Segment Start: RECORDS PROVIDED

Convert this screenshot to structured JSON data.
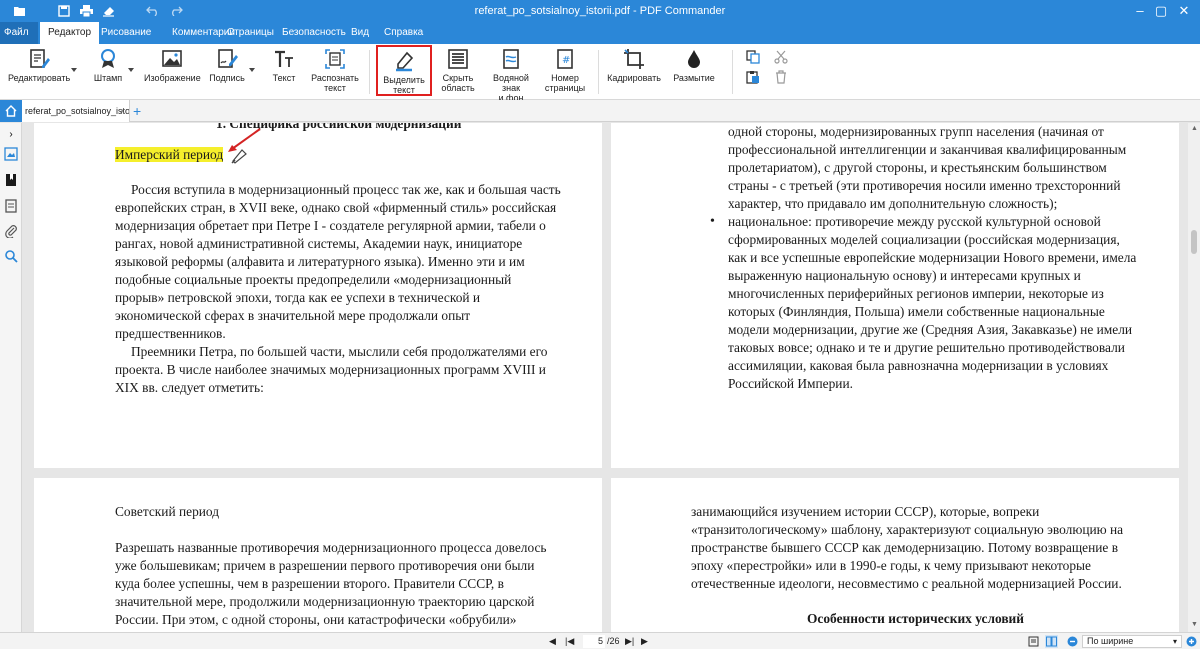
{
  "window": {
    "title": "referat_po_sotsialnoy_istorii.pdf - PDF Commander"
  },
  "menu": {
    "file": "Файл",
    "tabs": [
      "Редактор",
      "Рисование",
      "Комментарии",
      "Страницы",
      "Безопасность",
      "Вид",
      "Справка"
    ]
  },
  "ribbon": {
    "edit": "Редактировать",
    "stamp": "Штамп",
    "image": "Изображение",
    "signature": "Подпись",
    "text": "Текст",
    "ocr_l1": "Распознать",
    "ocr_l2": "текст",
    "highlight_l1": "Выделить",
    "highlight_l2": "текст",
    "hide_l1": "Скрыть",
    "hide_l2": "область",
    "watermark_l1": "Водяной знак",
    "watermark_l2": "и фон",
    "pagenum_l1": "Номер",
    "pagenum_l2": "страницы",
    "crop": "Кадрировать",
    "blur": "Размытие"
  },
  "tabs": {
    "doc_tab": "referat_po_sotsialnoy_istor...",
    "close": "×",
    "add": "+"
  },
  "page1": {
    "cut_heading": "1. Специфика российской модернизации",
    "heading": "Имперский период",
    "p1": [
      "Россия вступила в модернизационный процесс так же, как и большая часть",
      "европейских стран, в XVII веке, однако свой «фирменный стиль» российская",
      "модернизация обретает при Петре I - создателе регулярной армии, табели о",
      "рангах, новой административной системы, Академии наук, инициаторе",
      "языковой реформы (алфавита и литературного языка). Именно эти и им",
      "подобные социальные проекты предопределили «модернизационный",
      "прорыв» петровской эпохи, тогда как ее успехи в технической и",
      "экономической сферах в значительной мере продолжали опыт",
      "предшественников."
    ],
    "p2": [
      "Преемники Петра, по большей части, мыслили себя продолжателями его",
      "проекта. В числе наиболее значимых модернизационных программ XVIII и",
      "XIX вв. следует отметить:"
    ]
  },
  "page2": {
    "lines_a": [
      "одной стороны, модернизированных групп населения (начиная от",
      "профессиональной интеллигенции и заканчивая квалифицированным",
      "пролетариатом), с другой стороны, и крестьянским большинством",
      "страны - с третьей (эти противоречия носили именно трехсторонний",
      "характер, что придавало им дополнительную сложность);"
    ],
    "lines_b": [
      "национальное: противоречие между русской культурной основой",
      "сформированных моделей социализации (российская модернизация,",
      "как и все успешные европейские модернизации Нового времени, имела",
      "выраженную национальную основу) и интересами крупных и",
      "многочисленных периферийных регионов империи, некоторые из",
      "которых (Финляндия, Польша) имели собственные национальные",
      "модели модернизации, другие же (Средняя Азия, Закавказье) не имели",
      "таковых вовсе; однако и те и другие решительно противодействовали",
      "ассимиляции, каковая была равнозначна модернизации в условиях",
      "Российской Империи."
    ]
  },
  "page3": {
    "heading": "Советский период",
    "lines": [
      "Разрешать названные противоречия модернизационного процесса довелось",
      "уже большевикам; причем в разрешении первого противоречия они были",
      "куда более успешны, чем в разрешении второго. Правители СССР, в",
      "значительной мере, продолжили модернизационную траекторию царской",
      "России. При этом, с одной стороны, они катастрофически «обрубили»"
    ]
  },
  "page4": {
    "lines": [
      "занимающийся изучением истории СССР), которые, вопреки",
      "«транзитологическому» шаблону, характеризуют социальную эволюцию на",
      "пространстве бывшего СССР как демодернизацию. Потому возвращение в",
      "эпоху «перестройки» или в 1990-е годы, к чему призывают некоторые",
      "отечественные идеологи, несовместимо с реальной модернизацией России."
    ],
    "heading": "Особенности исторических условий"
  },
  "status": {
    "current_page": "5",
    "total_pages": "/26",
    "zoom": "По ширине"
  },
  "colors": {
    "accent": "#2b87d8",
    "highlight": "#f5ef2c",
    "frame": "#e0201f"
  }
}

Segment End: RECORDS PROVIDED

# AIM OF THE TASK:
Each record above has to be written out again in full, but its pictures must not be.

# RESULT FOR THIS TASK:
Convert this screenshot to structured JSON data.
{
  "window": {
    "title": "referat_po_sotsialnoy_istorii.pdf - PDF Commander"
  },
  "menu": {
    "file": "Файл",
    "tabs": [
      "Редактор",
      "Рисование",
      "Комментарии",
      "Страницы",
      "Безопасность",
      "Вид",
      "Справка"
    ]
  },
  "ribbon": {
    "edit": "Редактировать",
    "stamp": "Штамп",
    "image": "Изображение",
    "signature": "Подпись",
    "text": "Текст",
    "ocr_l1": "Распознать",
    "ocr_l2": "текст",
    "highlight_l1": "Выделить",
    "highlight_l2": "текст",
    "hide_l1": "Скрыть",
    "hide_l2": "область",
    "watermark_l1": "Водяной знак",
    "watermark_l2": "и фон",
    "pagenum_l1": "Номер",
    "pagenum_l2": "страницы",
    "crop": "Кадрировать",
    "blur": "Размытие"
  },
  "tabs": {
    "doc_tab": "referat_po_sotsialnoy_istor...",
    "close": "×",
    "add": "+"
  },
  "page1": {
    "cut_heading": "1. Специфика российской модернизации",
    "heading": "Имперский период",
    "p1": [
      "Россия вступила в модернизационный процесс так же, как и большая часть",
      "европейских стран, в XVII веке, однако свой «фирменный стиль» российская",
      "модернизация обретает при Петре I - создателе регулярной армии, табели о",
      "рангах, новой административной системы, Академии наук, инициаторе",
      "языковой реформы (алфавита и литературного языка). Именно эти и им",
      "подобные социальные проекты предопределили «модернизационный",
      "прорыв» петровской эпохи, тогда как ее успехи в технической и",
      "экономической сферах в значительной мере продолжали опыт",
      "предшественников."
    ],
    "p2": [
      "Преемники Петра, по большей части, мыслили себя продолжателями его",
      "проекта. В числе наиболее значимых модернизационных программ XVIII и",
      "XIX вв. следует отметить:"
    ]
  },
  "page2": {
    "lines_a": [
      "одной стороны, модернизированных групп населения (начиная от",
      "профессиональной интеллигенции и заканчивая квалифицированным",
      "пролетариатом), с другой стороны, и крестьянским большинством",
      "страны - с третьей (эти противоречия носили именно трехсторонний",
      "характер, что придавало им дополнительную сложность);"
    ],
    "lines_b": [
      "национальное: противоречие между русской культурной основой",
      "сформированных моделей социализации (российская модернизация,",
      "как и все успешные европейские модернизации Нового времени, имела",
      "выраженную национальную основу) и интересами крупных и",
      "многочисленных периферийных регионов империи, некоторые из",
      "которых (Финляндия, Польша) имели собственные национальные",
      "модели модернизации, другие же (Средняя Азия, Закавказье) не имели",
      "таковых вовсе; однако и те и другие решительно противодействовали",
      "ассимиляции, каковая была равнозначна модернизации в условиях",
      "Российской Империи."
    ]
  },
  "page3": {
    "heading": "Советский период",
    "lines": [
      "Разрешать названные противоречия модернизационного процесса довелось",
      "уже большевикам; причем в разрешении первого противоречия они были",
      "куда более успешны, чем в разрешении второго. Правители СССР, в",
      "значительной мере, продолжили модернизационную траекторию царской",
      "России. При этом, с одной стороны, они катастрофически «обрубили»"
    ]
  },
  "page4": {
    "lines": [
      "занимающийся изучением истории СССР), которые, вопреки",
      "«транзитологическому» шаблону, характеризуют социальную эволюцию на",
      "пространстве бывшего СССР как демодернизацию. Потому возвращение в",
      "эпоху «перестройки» или в 1990-е годы, к чему призывают некоторые",
      "отечественные идеологи, несовместимо с реальной модернизацией России."
    ],
    "heading": "Особенности исторических условий"
  },
  "status": {
    "current_page": "5",
    "total_pages": "/26",
    "zoom": "По ширине"
  },
  "colors": {
    "accent": "#2b87d8",
    "highlight": "#f5ef2c",
    "frame": "#e0201f"
  }
}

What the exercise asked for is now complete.